__Task details__:
Copy out each line of the listing below that contains the word "Import".

__Information provided__:
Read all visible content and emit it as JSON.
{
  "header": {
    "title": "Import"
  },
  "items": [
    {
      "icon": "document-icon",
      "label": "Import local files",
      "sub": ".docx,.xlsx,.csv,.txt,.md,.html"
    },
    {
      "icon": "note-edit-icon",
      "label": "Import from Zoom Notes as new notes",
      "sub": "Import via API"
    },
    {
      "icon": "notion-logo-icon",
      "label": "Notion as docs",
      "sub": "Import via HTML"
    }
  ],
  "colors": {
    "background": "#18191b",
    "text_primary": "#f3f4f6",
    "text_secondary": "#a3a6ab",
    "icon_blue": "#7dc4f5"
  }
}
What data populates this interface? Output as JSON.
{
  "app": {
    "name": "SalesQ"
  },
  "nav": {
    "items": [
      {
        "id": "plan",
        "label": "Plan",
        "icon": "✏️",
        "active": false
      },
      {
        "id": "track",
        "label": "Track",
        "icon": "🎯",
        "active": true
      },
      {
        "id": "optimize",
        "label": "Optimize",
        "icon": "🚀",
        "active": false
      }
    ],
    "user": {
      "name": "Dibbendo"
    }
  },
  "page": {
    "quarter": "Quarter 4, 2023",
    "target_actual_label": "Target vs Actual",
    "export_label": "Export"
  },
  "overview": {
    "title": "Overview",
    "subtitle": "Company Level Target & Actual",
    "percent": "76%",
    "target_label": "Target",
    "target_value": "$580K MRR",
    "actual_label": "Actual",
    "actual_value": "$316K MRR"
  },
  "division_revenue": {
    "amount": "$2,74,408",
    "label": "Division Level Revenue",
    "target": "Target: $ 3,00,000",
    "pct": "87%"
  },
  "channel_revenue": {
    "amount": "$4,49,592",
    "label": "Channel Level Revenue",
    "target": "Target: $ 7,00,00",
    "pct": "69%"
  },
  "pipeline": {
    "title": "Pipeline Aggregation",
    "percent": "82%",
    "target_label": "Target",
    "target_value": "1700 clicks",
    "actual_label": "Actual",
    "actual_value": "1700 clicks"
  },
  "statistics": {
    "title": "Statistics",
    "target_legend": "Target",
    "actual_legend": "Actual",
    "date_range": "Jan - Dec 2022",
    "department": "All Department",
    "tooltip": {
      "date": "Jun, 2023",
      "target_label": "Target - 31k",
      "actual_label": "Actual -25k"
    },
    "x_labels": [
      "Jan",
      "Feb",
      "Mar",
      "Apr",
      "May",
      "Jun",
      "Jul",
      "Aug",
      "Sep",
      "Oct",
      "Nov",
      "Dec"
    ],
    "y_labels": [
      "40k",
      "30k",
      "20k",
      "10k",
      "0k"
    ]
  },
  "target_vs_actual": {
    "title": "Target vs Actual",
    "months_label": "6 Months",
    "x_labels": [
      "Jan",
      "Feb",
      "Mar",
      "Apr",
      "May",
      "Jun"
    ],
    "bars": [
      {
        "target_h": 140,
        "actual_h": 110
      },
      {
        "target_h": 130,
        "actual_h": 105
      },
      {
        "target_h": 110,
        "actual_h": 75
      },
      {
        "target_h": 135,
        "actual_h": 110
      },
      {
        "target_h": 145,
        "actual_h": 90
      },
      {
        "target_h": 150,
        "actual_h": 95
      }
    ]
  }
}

__Solution to the exercise__:
    "title": "Import"
      "label": "Import local files",
      "label": "Import from Zoom Notes as new notes",
      "sub": "Import via API"
      "sub": "Import via HTML"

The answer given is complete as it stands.